▸ YOUR TASK:
Write out each line of the entries below that holds the word "image".

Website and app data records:
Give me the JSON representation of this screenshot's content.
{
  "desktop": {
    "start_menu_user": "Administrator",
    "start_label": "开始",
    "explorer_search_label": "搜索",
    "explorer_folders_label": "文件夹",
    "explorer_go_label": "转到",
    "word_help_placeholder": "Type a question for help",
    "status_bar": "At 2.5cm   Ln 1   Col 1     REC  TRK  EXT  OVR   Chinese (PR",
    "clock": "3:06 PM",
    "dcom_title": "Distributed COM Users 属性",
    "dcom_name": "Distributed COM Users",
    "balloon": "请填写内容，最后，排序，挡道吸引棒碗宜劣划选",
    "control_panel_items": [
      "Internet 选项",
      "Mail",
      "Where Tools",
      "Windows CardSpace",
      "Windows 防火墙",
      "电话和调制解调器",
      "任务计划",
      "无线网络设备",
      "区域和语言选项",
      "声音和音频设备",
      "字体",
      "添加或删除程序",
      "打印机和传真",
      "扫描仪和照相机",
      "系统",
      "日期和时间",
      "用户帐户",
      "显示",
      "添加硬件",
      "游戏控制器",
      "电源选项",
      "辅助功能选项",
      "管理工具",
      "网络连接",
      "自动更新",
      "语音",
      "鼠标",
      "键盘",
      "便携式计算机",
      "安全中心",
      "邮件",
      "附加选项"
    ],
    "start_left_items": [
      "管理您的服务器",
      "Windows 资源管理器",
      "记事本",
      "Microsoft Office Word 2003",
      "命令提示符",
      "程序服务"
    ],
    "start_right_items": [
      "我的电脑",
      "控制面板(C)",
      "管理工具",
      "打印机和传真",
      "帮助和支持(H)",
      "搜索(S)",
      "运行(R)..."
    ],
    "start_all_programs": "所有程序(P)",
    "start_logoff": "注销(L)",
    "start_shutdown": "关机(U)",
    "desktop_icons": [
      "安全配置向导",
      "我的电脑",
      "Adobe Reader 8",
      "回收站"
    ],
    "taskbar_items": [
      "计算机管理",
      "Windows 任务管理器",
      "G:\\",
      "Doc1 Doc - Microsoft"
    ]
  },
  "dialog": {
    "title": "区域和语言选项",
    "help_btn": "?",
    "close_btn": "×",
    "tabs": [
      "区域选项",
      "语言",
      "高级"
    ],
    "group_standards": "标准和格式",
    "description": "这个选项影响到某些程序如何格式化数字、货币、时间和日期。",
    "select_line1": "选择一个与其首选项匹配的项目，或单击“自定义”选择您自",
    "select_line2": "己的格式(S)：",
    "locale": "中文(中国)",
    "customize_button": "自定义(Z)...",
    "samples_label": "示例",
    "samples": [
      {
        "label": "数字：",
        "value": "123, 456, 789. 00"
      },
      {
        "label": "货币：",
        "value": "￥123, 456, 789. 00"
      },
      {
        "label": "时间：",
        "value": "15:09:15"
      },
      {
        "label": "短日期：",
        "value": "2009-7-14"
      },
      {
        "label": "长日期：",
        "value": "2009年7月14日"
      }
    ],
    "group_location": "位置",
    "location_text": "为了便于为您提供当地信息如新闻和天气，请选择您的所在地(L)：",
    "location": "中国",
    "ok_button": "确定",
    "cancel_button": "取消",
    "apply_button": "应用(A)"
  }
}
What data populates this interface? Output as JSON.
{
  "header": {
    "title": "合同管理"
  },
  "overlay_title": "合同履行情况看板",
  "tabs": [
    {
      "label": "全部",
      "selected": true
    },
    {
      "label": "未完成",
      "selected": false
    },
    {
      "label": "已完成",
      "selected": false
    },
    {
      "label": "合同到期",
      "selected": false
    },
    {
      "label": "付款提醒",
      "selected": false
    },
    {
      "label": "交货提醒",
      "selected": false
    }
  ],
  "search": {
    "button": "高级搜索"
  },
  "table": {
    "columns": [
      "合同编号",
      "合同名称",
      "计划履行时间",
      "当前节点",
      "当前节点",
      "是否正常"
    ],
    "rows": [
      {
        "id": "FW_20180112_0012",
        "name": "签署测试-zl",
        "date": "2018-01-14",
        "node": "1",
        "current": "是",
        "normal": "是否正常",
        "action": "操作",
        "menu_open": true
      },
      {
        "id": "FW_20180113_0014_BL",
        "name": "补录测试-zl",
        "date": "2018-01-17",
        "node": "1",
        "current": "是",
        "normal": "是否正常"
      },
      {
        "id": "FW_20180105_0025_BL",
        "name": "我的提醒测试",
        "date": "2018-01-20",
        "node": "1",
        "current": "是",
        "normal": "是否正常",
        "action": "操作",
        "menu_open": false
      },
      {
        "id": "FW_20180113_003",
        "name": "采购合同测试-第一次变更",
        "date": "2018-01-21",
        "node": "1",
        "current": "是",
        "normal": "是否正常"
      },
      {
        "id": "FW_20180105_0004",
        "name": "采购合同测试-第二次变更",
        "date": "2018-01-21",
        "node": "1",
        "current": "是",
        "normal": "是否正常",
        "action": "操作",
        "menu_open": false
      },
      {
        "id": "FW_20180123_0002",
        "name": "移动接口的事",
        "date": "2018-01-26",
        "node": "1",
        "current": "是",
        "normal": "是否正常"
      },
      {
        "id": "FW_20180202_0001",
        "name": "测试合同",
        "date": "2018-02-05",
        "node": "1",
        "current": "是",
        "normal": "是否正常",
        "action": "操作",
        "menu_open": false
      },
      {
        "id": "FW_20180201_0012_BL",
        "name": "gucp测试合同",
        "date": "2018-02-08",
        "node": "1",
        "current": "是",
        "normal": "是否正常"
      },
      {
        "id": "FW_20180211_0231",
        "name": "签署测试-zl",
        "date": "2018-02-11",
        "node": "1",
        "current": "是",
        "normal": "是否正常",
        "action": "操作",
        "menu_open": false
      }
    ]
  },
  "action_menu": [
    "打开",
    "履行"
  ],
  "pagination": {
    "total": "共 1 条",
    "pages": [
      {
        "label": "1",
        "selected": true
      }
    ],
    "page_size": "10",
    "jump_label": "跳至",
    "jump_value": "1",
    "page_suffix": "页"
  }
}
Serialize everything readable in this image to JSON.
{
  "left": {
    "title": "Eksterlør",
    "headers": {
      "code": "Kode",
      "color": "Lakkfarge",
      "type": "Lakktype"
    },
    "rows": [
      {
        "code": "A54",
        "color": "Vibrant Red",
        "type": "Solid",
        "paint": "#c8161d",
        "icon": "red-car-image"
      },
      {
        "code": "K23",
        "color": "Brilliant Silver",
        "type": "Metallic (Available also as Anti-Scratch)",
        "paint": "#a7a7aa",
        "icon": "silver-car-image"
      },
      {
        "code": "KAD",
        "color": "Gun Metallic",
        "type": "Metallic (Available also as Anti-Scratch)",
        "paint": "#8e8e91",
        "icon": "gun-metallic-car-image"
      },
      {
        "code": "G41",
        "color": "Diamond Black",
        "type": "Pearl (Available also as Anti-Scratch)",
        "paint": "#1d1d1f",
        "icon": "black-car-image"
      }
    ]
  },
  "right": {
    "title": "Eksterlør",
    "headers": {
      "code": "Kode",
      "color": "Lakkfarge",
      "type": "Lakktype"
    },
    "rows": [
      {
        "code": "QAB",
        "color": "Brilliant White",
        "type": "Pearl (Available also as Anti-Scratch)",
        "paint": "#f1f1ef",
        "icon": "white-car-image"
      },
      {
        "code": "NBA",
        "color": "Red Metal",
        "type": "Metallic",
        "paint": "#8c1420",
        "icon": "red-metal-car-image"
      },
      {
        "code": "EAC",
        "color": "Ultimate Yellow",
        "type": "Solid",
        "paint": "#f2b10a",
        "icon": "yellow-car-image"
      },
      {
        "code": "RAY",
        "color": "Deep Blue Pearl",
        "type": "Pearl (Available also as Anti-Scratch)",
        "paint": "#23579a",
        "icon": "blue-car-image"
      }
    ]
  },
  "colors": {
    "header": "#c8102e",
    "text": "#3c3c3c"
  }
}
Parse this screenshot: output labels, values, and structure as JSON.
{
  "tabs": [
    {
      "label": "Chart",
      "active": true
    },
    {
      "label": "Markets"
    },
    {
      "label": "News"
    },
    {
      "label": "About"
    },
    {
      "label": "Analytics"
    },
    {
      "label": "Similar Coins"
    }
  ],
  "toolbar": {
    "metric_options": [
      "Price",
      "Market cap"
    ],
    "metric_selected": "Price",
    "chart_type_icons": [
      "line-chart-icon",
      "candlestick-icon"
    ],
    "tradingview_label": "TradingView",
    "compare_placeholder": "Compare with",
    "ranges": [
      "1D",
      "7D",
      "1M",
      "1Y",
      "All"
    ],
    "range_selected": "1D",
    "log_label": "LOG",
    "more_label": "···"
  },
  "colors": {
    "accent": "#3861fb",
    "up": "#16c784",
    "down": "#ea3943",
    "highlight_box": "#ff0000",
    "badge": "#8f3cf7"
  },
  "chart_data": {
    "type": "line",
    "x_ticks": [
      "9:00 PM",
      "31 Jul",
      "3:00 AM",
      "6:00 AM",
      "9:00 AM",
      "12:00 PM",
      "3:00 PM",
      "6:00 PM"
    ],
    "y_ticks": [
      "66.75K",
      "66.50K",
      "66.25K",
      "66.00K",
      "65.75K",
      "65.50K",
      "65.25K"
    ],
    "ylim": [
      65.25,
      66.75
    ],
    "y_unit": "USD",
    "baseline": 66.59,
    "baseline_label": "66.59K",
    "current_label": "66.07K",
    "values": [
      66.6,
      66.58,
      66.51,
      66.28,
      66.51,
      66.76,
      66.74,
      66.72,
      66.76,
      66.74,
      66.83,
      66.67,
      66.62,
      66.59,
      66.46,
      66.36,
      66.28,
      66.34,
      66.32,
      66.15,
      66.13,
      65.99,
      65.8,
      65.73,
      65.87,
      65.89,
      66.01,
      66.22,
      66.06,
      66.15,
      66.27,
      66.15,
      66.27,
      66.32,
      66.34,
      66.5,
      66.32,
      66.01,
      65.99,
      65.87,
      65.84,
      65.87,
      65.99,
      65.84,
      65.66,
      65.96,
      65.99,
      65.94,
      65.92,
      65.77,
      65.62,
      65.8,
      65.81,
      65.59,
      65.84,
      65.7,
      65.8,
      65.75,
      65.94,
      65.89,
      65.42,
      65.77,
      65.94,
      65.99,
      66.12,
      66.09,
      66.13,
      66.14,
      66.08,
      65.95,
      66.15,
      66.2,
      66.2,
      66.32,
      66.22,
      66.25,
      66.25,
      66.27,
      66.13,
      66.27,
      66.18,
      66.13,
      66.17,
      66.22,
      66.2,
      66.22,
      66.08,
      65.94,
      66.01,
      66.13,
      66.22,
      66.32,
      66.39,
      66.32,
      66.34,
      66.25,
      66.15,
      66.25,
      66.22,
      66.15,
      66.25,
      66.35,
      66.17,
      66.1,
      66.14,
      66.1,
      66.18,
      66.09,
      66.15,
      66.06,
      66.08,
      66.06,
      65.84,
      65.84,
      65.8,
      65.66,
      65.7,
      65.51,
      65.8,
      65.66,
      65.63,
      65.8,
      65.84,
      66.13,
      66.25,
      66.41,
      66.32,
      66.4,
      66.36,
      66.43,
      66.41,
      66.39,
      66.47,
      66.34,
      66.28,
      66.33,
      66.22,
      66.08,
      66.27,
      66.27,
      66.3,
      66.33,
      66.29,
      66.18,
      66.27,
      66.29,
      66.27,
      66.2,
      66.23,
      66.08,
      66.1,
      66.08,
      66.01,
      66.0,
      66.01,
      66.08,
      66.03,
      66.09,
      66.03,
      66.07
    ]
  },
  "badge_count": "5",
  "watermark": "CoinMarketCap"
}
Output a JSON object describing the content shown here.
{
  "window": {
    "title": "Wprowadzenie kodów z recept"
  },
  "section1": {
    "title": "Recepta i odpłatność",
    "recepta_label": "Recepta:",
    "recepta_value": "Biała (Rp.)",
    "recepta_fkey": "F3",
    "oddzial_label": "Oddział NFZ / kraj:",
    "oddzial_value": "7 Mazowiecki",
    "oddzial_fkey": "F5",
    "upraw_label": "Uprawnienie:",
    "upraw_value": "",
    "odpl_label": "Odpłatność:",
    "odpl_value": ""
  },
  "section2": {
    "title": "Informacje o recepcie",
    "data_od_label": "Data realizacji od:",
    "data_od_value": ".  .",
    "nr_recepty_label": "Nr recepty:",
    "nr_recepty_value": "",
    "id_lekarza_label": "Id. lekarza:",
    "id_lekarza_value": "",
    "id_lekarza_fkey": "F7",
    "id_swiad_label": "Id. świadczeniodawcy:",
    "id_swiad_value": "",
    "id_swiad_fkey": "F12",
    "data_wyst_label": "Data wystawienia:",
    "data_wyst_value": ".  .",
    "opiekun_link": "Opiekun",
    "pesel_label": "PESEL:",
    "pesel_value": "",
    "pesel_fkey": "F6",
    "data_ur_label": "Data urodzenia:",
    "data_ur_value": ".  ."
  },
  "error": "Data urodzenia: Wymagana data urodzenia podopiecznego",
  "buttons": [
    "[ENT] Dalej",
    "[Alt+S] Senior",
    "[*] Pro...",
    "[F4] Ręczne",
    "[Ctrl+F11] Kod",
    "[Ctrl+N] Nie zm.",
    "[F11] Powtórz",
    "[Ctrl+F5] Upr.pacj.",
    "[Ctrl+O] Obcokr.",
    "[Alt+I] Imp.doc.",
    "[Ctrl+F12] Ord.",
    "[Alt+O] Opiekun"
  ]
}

▸ TASK RESPONSE:
Serialize everything readable in this image to JSON.
        "icon": "red-car-image"
        "icon": "silver-car-image"
        "icon": "gun-metallic-car-image"
        "icon": "black-car-image"
        "icon": "white-car-image"
        "icon": "red-metal-car-image"
        "icon": "yellow-car-image"
        "icon": "blue-car-image"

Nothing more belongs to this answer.